Provided information ::
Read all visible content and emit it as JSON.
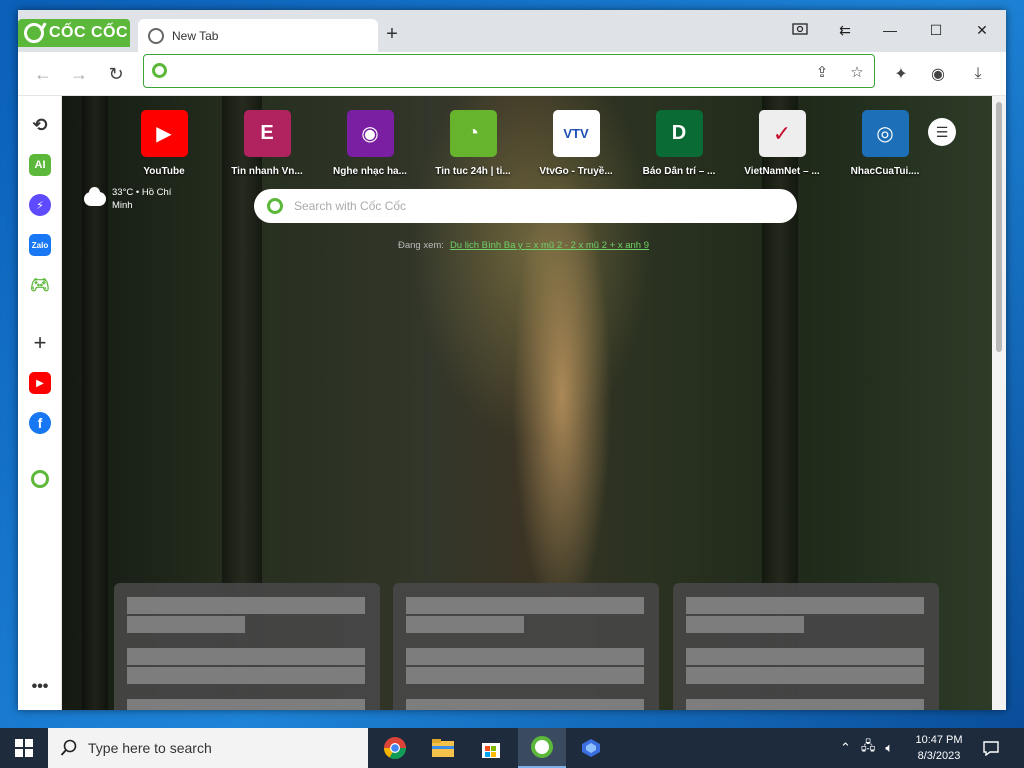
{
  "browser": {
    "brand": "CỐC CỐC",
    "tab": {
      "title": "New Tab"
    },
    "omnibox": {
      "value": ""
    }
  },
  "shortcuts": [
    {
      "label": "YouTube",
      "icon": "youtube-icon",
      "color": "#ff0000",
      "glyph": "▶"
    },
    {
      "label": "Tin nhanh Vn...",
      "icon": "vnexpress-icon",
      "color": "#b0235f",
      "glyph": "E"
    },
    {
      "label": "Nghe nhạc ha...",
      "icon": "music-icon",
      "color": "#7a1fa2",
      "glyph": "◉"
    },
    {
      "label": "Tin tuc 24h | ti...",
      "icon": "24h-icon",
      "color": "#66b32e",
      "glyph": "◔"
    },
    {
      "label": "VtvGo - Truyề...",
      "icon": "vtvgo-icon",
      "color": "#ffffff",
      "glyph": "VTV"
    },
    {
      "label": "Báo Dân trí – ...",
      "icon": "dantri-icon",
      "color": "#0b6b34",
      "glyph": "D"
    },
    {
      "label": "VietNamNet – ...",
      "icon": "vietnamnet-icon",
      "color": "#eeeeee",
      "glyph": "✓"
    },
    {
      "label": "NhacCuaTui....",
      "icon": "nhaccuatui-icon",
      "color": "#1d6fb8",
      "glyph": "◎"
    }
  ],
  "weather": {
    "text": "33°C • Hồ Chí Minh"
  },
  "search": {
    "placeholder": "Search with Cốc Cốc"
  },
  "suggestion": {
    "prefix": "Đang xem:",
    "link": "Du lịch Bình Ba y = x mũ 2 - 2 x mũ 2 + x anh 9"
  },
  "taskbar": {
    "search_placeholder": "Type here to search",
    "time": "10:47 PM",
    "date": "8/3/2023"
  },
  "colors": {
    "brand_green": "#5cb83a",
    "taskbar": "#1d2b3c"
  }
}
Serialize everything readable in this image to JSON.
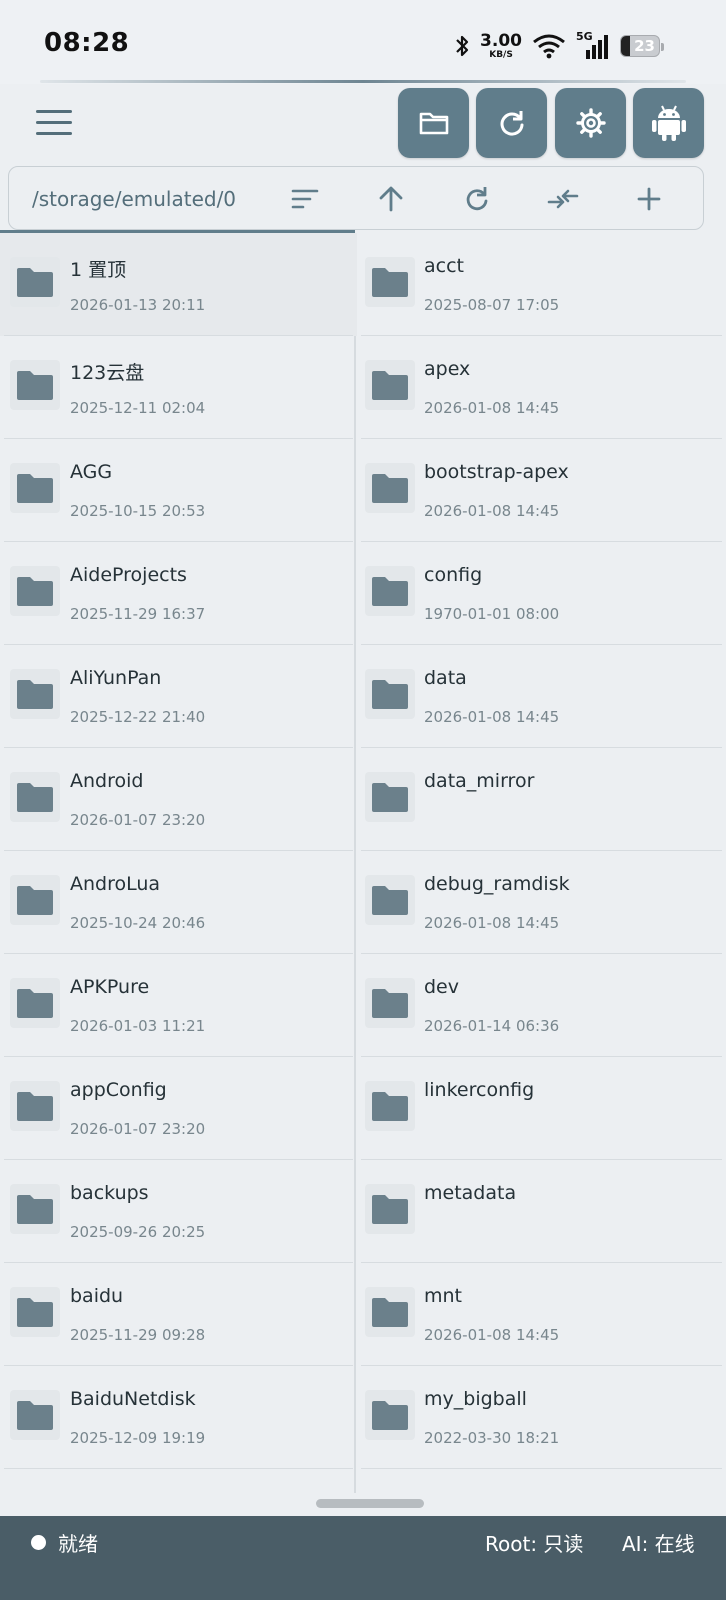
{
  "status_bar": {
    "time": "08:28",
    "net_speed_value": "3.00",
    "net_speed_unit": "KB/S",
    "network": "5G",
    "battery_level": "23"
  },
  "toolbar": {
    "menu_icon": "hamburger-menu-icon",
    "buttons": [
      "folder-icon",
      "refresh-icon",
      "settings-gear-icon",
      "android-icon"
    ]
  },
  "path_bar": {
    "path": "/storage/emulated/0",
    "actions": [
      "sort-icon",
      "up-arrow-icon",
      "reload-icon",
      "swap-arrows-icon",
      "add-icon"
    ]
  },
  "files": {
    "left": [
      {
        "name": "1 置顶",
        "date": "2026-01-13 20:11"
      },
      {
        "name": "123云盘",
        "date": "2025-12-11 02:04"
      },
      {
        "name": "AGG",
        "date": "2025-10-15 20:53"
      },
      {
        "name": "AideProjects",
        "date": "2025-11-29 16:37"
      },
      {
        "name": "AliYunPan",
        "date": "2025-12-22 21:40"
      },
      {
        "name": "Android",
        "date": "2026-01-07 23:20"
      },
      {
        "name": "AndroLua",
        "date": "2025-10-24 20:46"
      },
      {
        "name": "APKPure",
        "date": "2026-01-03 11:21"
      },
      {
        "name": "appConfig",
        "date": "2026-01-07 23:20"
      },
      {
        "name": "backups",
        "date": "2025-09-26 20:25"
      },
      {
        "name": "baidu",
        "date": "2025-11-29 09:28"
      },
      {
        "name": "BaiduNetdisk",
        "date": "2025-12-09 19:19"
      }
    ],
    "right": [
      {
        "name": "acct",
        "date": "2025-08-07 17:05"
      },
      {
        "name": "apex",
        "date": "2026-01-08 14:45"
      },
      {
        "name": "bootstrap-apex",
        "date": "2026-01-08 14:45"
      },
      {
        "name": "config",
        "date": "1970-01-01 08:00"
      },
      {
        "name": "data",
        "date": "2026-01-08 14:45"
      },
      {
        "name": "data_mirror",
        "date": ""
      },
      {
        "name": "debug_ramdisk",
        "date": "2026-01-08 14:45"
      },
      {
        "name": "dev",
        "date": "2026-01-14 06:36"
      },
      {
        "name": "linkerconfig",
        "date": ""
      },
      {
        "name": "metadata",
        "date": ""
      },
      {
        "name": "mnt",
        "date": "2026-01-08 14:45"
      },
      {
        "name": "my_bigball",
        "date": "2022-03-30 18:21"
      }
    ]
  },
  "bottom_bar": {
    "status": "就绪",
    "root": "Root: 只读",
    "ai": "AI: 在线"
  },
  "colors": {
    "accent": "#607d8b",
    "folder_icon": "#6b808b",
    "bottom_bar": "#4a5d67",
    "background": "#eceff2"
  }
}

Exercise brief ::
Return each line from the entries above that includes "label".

Solution for this exercise ::
      "label": "YouTube",
      "label": "Tin nhanh Vn...",
      "label": "Nghe nhạc ha...",
      "label": "Tin tuc 24h | ti...",
      "label": "VtvGo - Truyề...",
      "label": "Báo Dân trí – ...",
      "label": "VietNamNet – ...",
      "label": "NhacCuaTui....",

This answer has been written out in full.